Print the entries in full, word for word, but not the pictures.

(Recorded data)
>>

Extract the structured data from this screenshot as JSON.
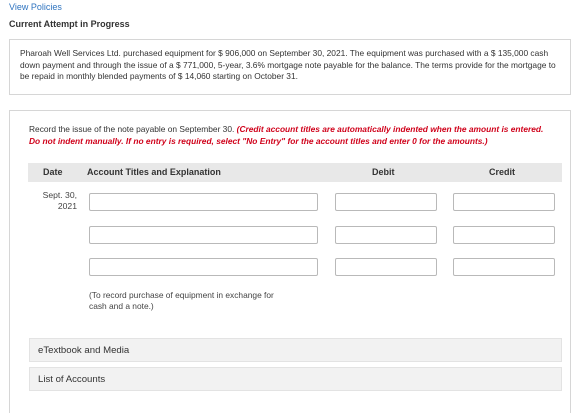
{
  "header": {
    "view_policies": "View Policies",
    "attempt_status": "Current Attempt in Progress"
  },
  "problem": {
    "text": "Pharoah Well Services Ltd. purchased equipment for $ 906,000 on September 30, 2021. The equipment was purchased with a $ 135,000 cash down payment and through the issue of a $ 771,000, 5-year, 3.6% mortgage note payable for the balance. The terms provide for the mortgage to be repaid in monthly blended payments of $ 14,060 starting on October 31."
  },
  "instructions": {
    "text": "Record the issue of the note payable on September 30. ",
    "red_text": "(Credit account titles are automatically indented when the amount is entered. Do not indent manually. If no entry is required, select \"No Entry\" for the account titles and enter 0 for the amounts.)"
  },
  "table": {
    "headers": {
      "date": "Date",
      "account": "Account Titles and Explanation",
      "debit": "Debit",
      "credit": "Credit"
    },
    "date_value": "Sept. 30, 2021",
    "rows": [
      {
        "account": "",
        "debit": "",
        "credit": ""
      },
      {
        "account": "",
        "debit": "",
        "credit": ""
      },
      {
        "account": "",
        "debit": "",
        "credit": ""
      }
    ],
    "explanation": "(To record purchase of equipment in exchange for cash and a note.)"
  },
  "buttons": {
    "etextbook": "eTextbook and Media",
    "list_accounts": "List of Accounts"
  },
  "colors": {
    "link": "#2f74c0",
    "red_instruction": "#d0021b",
    "header_bg": "#e8e8e8"
  }
}
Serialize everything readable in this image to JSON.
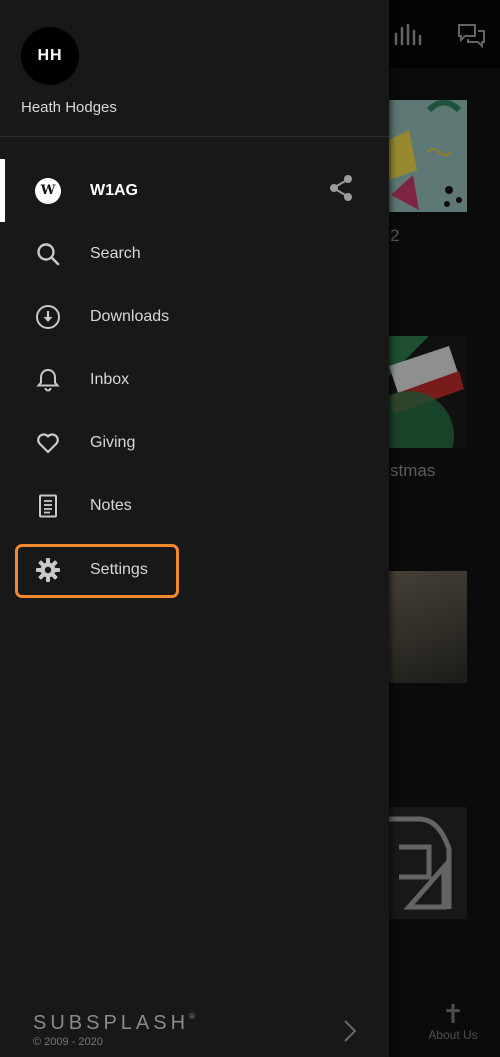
{
  "user": {
    "initials": "HH",
    "name": "Heath Hodges"
  },
  "menu": {
    "items": [
      {
        "label": "W1AG",
        "icon": "w-logo-icon",
        "active": true
      },
      {
        "label": "Search",
        "icon": "search-icon"
      },
      {
        "label": "Downloads",
        "icon": "download-icon"
      },
      {
        "label": "Inbox",
        "icon": "bell-icon"
      },
      {
        "label": "Giving",
        "icon": "heart-icon"
      },
      {
        "label": "Notes",
        "icon": "notes-icon"
      },
      {
        "label": "Settings",
        "icon": "gear-icon",
        "highlighted": true
      }
    ],
    "logo_letter": "W"
  },
  "footer": {
    "brand": "SUBSPLASH",
    "copyright": "© 2009 - 2020"
  },
  "background": {
    "cards": [
      {
        "title_fragment": "2"
      },
      {
        "title_fragment": "stmas"
      },
      {
        "title_fragment": ""
      },
      {
        "title_fragment": ""
      }
    ],
    "tab_label": "About Us"
  },
  "colors": {
    "highlight": "#f08a2c",
    "drawer": "#181818",
    "active_bar": "#ffffff"
  }
}
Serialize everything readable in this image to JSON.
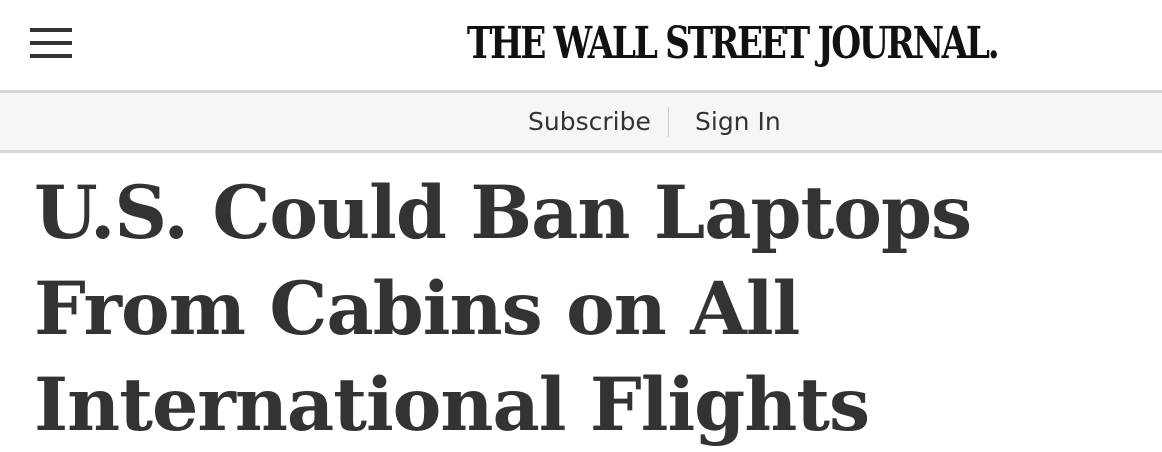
{
  "header": {
    "menu_icon": "hamburger-menu-icon",
    "logo_text": "THE WALL STREET JOURNAL."
  },
  "subbar": {
    "subscribe_label": "Subscribe",
    "signin_label": "Sign In"
  },
  "article": {
    "headline": "U.S. Could Ban Laptops From Cabins on All International Flights"
  },
  "colors": {
    "headline": "#333333",
    "logo": "#111111",
    "subbar_background": "#f6f6f6",
    "subbar_border": "#d6d6d6"
  }
}
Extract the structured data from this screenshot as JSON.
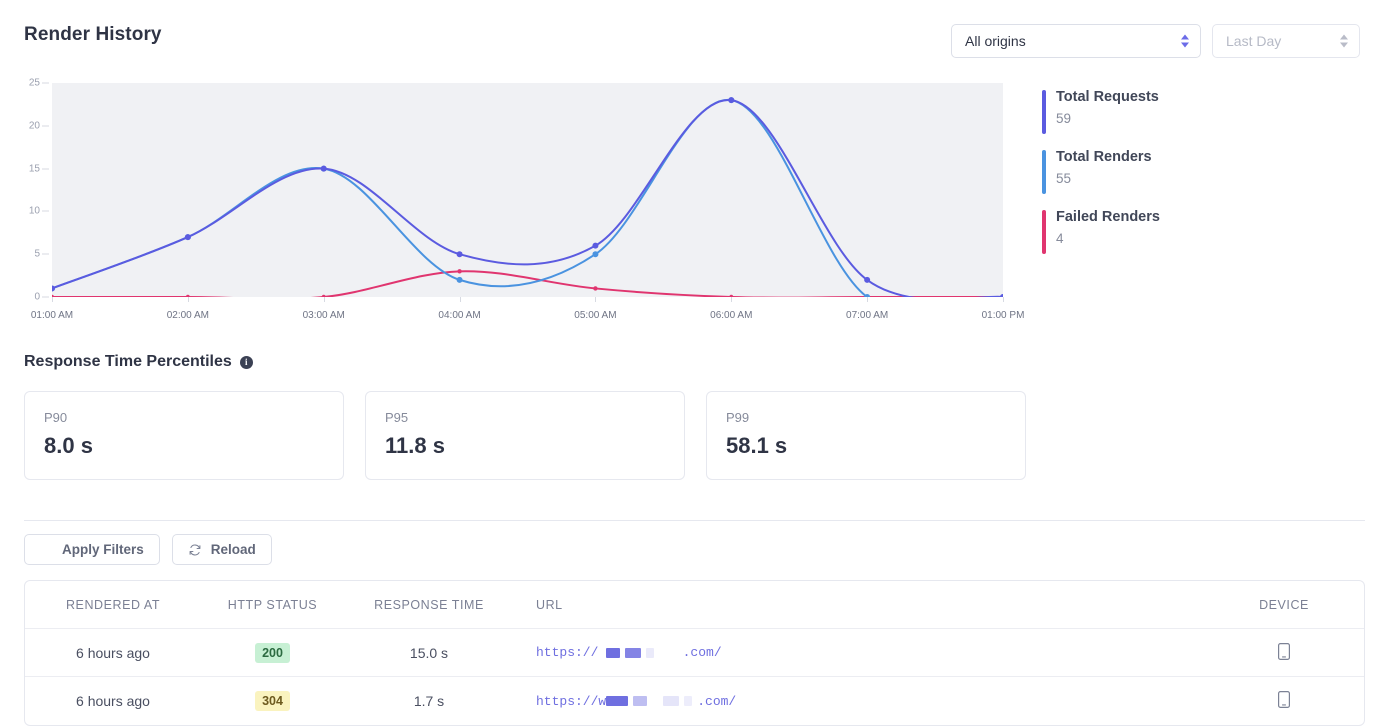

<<

Written response:
Extract the structured data from this screenshot as JSON.
{
  "header": {
    "view_policies": "View Policies",
    "attempt_status": "Current Attempt in Progress"
  },
  "problem": {
    "text": "Pharoah Well Services Ltd. purchased equipment for $ 906,000 on September 30, 2021. The equipment was purchased with a $ 135,000 cash down payment and through the issue of a $ 771,000, 5-year, 3.6% mortgage note payable for the balance. The terms provide for the mortgage to be repaid in monthly blended payments of $ 14,060 starting on October 31."
  },
  "instructions": {
    "text": "Record the issue of the note payable on September 30. ",
    "red_text": "(Credit account titles are automatically indented when the amount is entered. Do not indent manually. If no entry is required, select \"No Entry\" for the account titles and enter 0 for the amounts.)"
  },
  "table": {
    "headers": {
      "date": "Date",
      "account": "Account Titles and Explanation",
      "debit": "Debit",
      "credit": "Credit"
    },
    "date_value": "Sept. 30, 2021",
    "rows": [
      {
        "account": "",
        "debit": "",
        "credit": ""
      },
      {
        "account": "",
        "debit": "",
        "credit": ""
      },
      {
        "account": "",
        "debit": "",
        "credit": ""
      }
    ],
    "explanation": "(To record purchase of equipment in exchange for cash and a note.)"
  },
  "buttons": {
    "etextbook": "eTextbook and Media",
    "list_accounts": "List of Accounts"
  },
  "colors": {
    "link": "#2f74c0",
    "red_instruction": "#d0021b",
    "header_bg": "#e8e8e8"
  }
}
Serialize everything readable in this image to JSON.
{
  "user": {
    "initials": "HH",
    "name": "Heath Hodges"
  },
  "menu": {
    "items": [
      {
        "label": "W1AG",
        "icon": "w-logo-icon",
        "active": true
      },
      {
        "label": "Search",
        "icon": "search-icon"
      },
      {
        "label": "Downloads",
        "icon": "download-icon"
      },
      {
        "label": "Inbox",
        "icon": "bell-icon"
      },
      {
        "label": "Giving",
        "icon": "heart-icon"
      },
      {
        "label": "Notes",
        "icon": "notes-icon"
      },
      {
        "label": "Settings",
        "icon": "gear-icon",
        "highlighted": true
      }
    ],
    "logo_letter": "W"
  },
  "footer": {
    "brand": "SUBSPLASH",
    "copyright": "© 2009 - 2020"
  },
  "background": {
    "cards": [
      {
        "title_fragment": "2"
      },
      {
        "title_fragment": "stmas"
      },
      {
        "title_fragment": ""
      },
      {
        "title_fragment": ""
      }
    ],
    "tab_label": "About Us"
  },
  "colors": {
    "highlight": "#f08a2c",
    "drawer": "#181818",
    "active_bar": "#ffffff"
  }
}
Serialize everything readable in this image to JSON.
{
  "header": {
    "menu_icon": "hamburger-menu-icon",
    "logo_text": "THE WALL STREET JOURNAL."
  },
  "subbar": {
    "subscribe_label": "Subscribe",
    "signin_label": "Sign In"
  },
  "article": {
    "headline": "U.S. Could Ban Laptops From Cabins on All International Flights"
  },
  "colors": {
    "headline": "#333333",
    "logo": "#111111",
    "subbar_background": "#f6f6f6",
    "subbar_border": "#d6d6d6"
  }
}
Extract the structured data from this screenshot as JSON.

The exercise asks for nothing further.